Vendrell warned that a cocktail of internal and international neglect and intervention by Afghanistans neighbors could breed sympathy for the Taliban in Afghanistans southeastern provinces. "We're not talking here of tens of thousands [of Taliban], were talking of a [lesser but still] significant number," he said. "But, equally important to bear in mind is the reaction of the population to the Taliban. To the extent that the Pashtun population in Afghanistan feels -- rightly or wrongly, Im not saying [which] -- alienated or discriminated, they are more likely to be - I wouldnt say welcome the Taliban - but perhaps to be more passive when there is this kind of infiltration. And that's another reason why all these other changes in terms of security elsewhere, in terms of participation by all the ethnic groups in the 'power ministries' is essential."

Vendrell said the increasing activity of the Taliban threatens southern Afghanistan with a cycle of fundamentalist violence and underdevelopment as reconstruction efforts are hindered.

Vendrell also warned that the production of opium - which is increasingly being worked into heroin within the borders of Afghanistan itself - is on the rise. This, he said, was a direct function of the weakness of Karzais administration outside Kabul. He said drug producers have no interest in political reforms and are working to destabilize the country.

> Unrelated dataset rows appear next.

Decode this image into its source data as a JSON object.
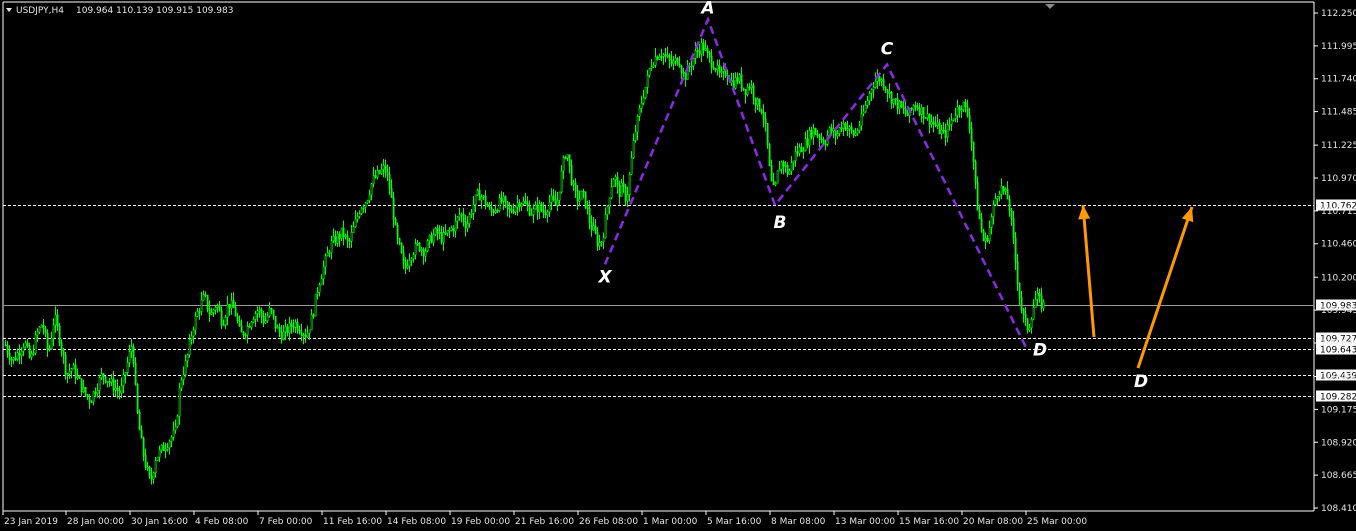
{
  "header": {
    "symbol": "USDJPY,H4",
    "ohlc": "109.964 110.139 109.915 109.983"
  },
  "colors": {
    "background": "#000000",
    "candles": "#00ff00",
    "grid_lines": "#ffffff",
    "pattern": "#8a2be2",
    "arrows": "#ff9900",
    "axis_text": "#e6e6e6",
    "price_box_bg": "#ffffff",
    "price_box_text": "#000000"
  },
  "chart_data": {
    "type": "candlestick",
    "y_range": [
      108.4,
      112.3
    ],
    "y_ticks": [
      "112.250",
      "111.995",
      "111.740",
      "111.485",
      "111.225",
      "110.970",
      "110.715",
      "110.460",
      "110.200",
      "109.945",
      "109.690",
      "109.430",
      "109.175",
      "108.920",
      "108.665",
      "108.410"
    ],
    "x_ticks": [
      "23 Jan 2019",
      "28 Jan 00:00",
      "30 Jan 16:00",
      "4 Feb 08:00",
      "7 Feb 00:00",
      "11 Feb 16:00",
      "14 Feb 08:00",
      "19 Feb 00:00",
      "21 Feb 16:00",
      "26 Feb 08:00",
      "1 Mar 00:00",
      "5 Mar 16:00",
      "8 Mar 08:00",
      "13 Mar 00:00",
      "15 Mar 16:00",
      "20 Mar 08:00",
      "25 Mar 00:00"
    ],
    "price_levels": [
      {
        "label": "110.762",
        "value": 110.762,
        "style": "dashed"
      },
      {
        "label": "109.983",
        "value": 109.983,
        "style": "solid"
      },
      {
        "label": "109.727",
        "value": 109.727,
        "style": "dashed"
      },
      {
        "label": "109.643",
        "value": 109.643,
        "style": "dashed"
      },
      {
        "label": "109.439",
        "value": 109.439,
        "style": "dashed"
      },
      {
        "label": "109.282",
        "value": 109.282,
        "style": "dashed"
      }
    ],
    "close_path": [
      [
        0,
        109.8
      ],
      [
        6,
        109.65
      ],
      [
        12,
        109.55
      ],
      [
        18,
        109.62
      ],
      [
        24,
        109.7
      ],
      [
        30,
        109.55
      ],
      [
        36,
        109.75
      ],
      [
        42,
        109.85
      ],
      [
        48,
        109.6
      ],
      [
        54,
        109.9
      ],
      [
        60,
        109.7
      ],
      [
        66,
        109.45
      ],
      [
        72,
        109.5
      ],
      [
        78,
        109.4
      ],
      [
        84,
        109.3
      ],
      [
        90,
        109.25
      ],
      [
        96,
        109.35
      ],
      [
        102,
        109.45
      ],
      [
        108,
        109.4
      ],
      [
        114,
        109.35
      ],
      [
        120,
        109.3
      ],
      [
        126,
        109.5
      ],
      [
        132,
        109.7
      ],
      [
        136,
        109.2
      ],
      [
        140,
        108.95
      ],
      [
        145,
        108.75
      ],
      [
        150,
        108.6
      ],
      [
        155,
        108.8
      ],
      [
        160,
        108.85
      ],
      [
        165,
        108.9
      ],
      [
        170,
        108.95
      ],
      [
        175,
        109.0
      ],
      [
        180,
        109.4
      ],
      [
        186,
        109.55
      ],
      [
        192,
        109.8
      ],
      [
        198,
        109.95
      ],
      [
        204,
        110.05
      ],
      [
        210,
        109.9
      ],
      [
        216,
        110.0
      ],
      [
        222,
        109.85
      ],
      [
        228,
        110.0
      ],
      [
        234,
        109.95
      ],
      [
        240,
        109.75
      ],
      [
        246,
        109.8
      ],
      [
        252,
        109.9
      ],
      [
        258,
        109.95
      ],
      [
        264,
        109.85
      ],
      [
        270,
        109.95
      ],
      [
        276,
        109.8
      ],
      [
        282,
        109.75
      ],
      [
        288,
        109.8
      ],
      [
        294,
        109.85
      ],
      [
        300,
        109.8
      ],
      [
        306,
        109.75
      ],
      [
        312,
        109.9
      ],
      [
        318,
        110.15
      ],
      [
        324,
        110.3
      ],
      [
        330,
        110.45
      ],
      [
        336,
        110.5
      ],
      [
        342,
        110.55
      ],
      [
        348,
        110.45
      ],
      [
        354,
        110.6
      ],
      [
        360,
        110.75
      ],
      [
        366,
        110.8
      ],
      [
        372,
        110.95
      ],
      [
        378,
        111.0
      ],
      [
        384,
        111.05
      ],
      [
        388,
        110.95
      ],
      [
        392,
        110.75
      ],
      [
        396,
        110.5
      ],
      [
        400,
        110.4
      ],
      [
        404,
        110.25
      ],
      [
        408,
        110.35
      ],
      [
        412,
        110.4
      ],
      [
        418,
        110.45
      ],
      [
        424,
        110.4
      ],
      [
        430,
        110.5
      ],
      [
        436,
        110.55
      ],
      [
        442,
        110.5
      ],
      [
        448,
        110.55
      ],
      [
        454,
        110.6
      ],
      [
        460,
        110.7
      ],
      [
        466,
        110.6
      ],
      [
        472,
        110.75
      ],
      [
        478,
        110.85
      ],
      [
        484,
        110.8
      ],
      [
        490,
        110.7
      ],
      [
        496,
        110.75
      ],
      [
        502,
        110.8
      ],
      [
        508,
        110.7
      ],
      [
        514,
        110.75
      ],
      [
        520,
        110.8
      ],
      [
        526,
        110.75
      ],
      [
        532,
        110.7
      ],
      [
        538,
        110.75
      ],
      [
        544,
        110.7
      ],
      [
        550,
        110.8
      ],
      [
        556,
        110.75
      ],
      [
        562,
        111.05
      ],
      [
        566,
        111.2
      ],
      [
        570,
        111.0
      ],
      [
        574,
        110.85
      ],
      [
        578,
        110.8
      ],
      [
        582,
        110.85
      ],
      [
        586,
        110.75
      ],
      [
        590,
        110.6
      ],
      [
        594,
        110.55
      ],
      [
        598,
        110.45
      ],
      [
        602,
        110.5
      ],
      [
        606,
        110.7
      ],
      [
        610,
        110.9
      ],
      [
        614,
        111.0
      ],
      [
        618,
        110.85
      ],
      [
        622,
        110.9
      ],
      [
        626,
        110.8
      ],
      [
        630,
        111.05
      ],
      [
        634,
        111.3
      ],
      [
        638,
        111.45
      ],
      [
        642,
        111.6
      ],
      [
        646,
        111.7
      ],
      [
        650,
        111.85
      ],
      [
        654,
        111.9
      ],
      [
        660,
        111.95
      ],
      [
        666,
        111.9
      ],
      [
        672,
        111.85
      ],
      [
        678,
        111.9
      ],
      [
        684,
        111.75
      ],
      [
        690,
        111.85
      ],
      [
        696,
        111.95
      ],
      [
        702,
        112.0
      ],
      [
        708,
        111.9
      ],
      [
        714,
        111.85
      ],
      [
        720,
        111.75
      ],
      [
        726,
        111.8
      ],
      [
        732,
        111.7
      ],
      [
        738,
        111.75
      ],
      [
        744,
        111.65
      ],
      [
        750,
        111.7
      ],
      [
        756,
        111.55
      ],
      [
        762,
        111.5
      ],
      [
        766,
        111.3
      ],
      [
        770,
        110.95
      ],
      [
        774,
        110.85
      ],
      [
        778,
        111.05
      ],
      [
        782,
        111.1
      ],
      [
        788,
        111.0
      ],
      [
        794,
        111.15
      ],
      [
        800,
        111.2
      ],
      [
        806,
        111.25
      ],
      [
        812,
        111.35
      ],
      [
        818,
        111.3
      ],
      [
        824,
        111.25
      ],
      [
        830,
        111.35
      ],
      [
        836,
        111.3
      ],
      [
        842,
        111.4
      ],
      [
        848,
        111.35
      ],
      [
        854,
        111.3
      ],
      [
        860,
        111.4
      ],
      [
        866,
        111.55
      ],
      [
        872,
        111.7
      ],
      [
        878,
        111.75
      ],
      [
        884,
        111.7
      ],
      [
        890,
        111.6
      ],
      [
        896,
        111.55
      ],
      [
        902,
        111.5
      ],
      [
        908,
        111.45
      ],
      [
        914,
        111.55
      ],
      [
        920,
        111.5
      ],
      [
        926,
        111.45
      ],
      [
        932,
        111.4
      ],
      [
        938,
        111.35
      ],
      [
        944,
        111.3
      ],
      [
        950,
        111.4
      ],
      [
        956,
        111.5
      ],
      [
        962,
        111.55
      ],
      [
        968,
        111.45
      ],
      [
        972,
        111.2
      ],
      [
        976,
        110.8
      ],
      [
        980,
        110.6
      ],
      [
        984,
        110.45
      ],
      [
        988,
        110.55
      ],
      [
        992,
        110.7
      ],
      [
        996,
        110.85
      ],
      [
        1000,
        110.9
      ],
      [
        1004,
        110.85
      ],
      [
        1008,
        110.8
      ],
      [
        1012,
        110.55
      ],
      [
        1016,
        110.25
      ],
      [
        1020,
        110.0
      ],
      [
        1024,
        109.85
      ],
      [
        1028,
        109.8
      ],
      [
        1032,
        109.95
      ],
      [
        1036,
        110.05
      ],
      [
        1040,
        110.0
      ],
      [
        1044,
        109.98
      ]
    ],
    "pattern": [
      {
        "label": "X",
        "x": 605,
        "value": 110.3
      },
      {
        "label": "A",
        "x": 708,
        "value": 112.2
      },
      {
        "label": "B",
        "x": 775,
        "value": 110.76
      },
      {
        "label": "C",
        "x": 887,
        "value": 111.85
      },
      {
        "label": "D",
        "x": 1027,
        "value": 109.64
      }
    ],
    "projection_labels": [
      "D"
    ]
  }
}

Vendrell said Afghanistan will need billions of dollars in the coming years. He said the United States might announce in the margins of a prospective donors meeting for Iraq in Dubai on 20 September an extra contribution of about $1 billion. Vendrell said he hopes the EU, which last year provided about 40 percent of the international assistance to Afghanistan, will match the increase.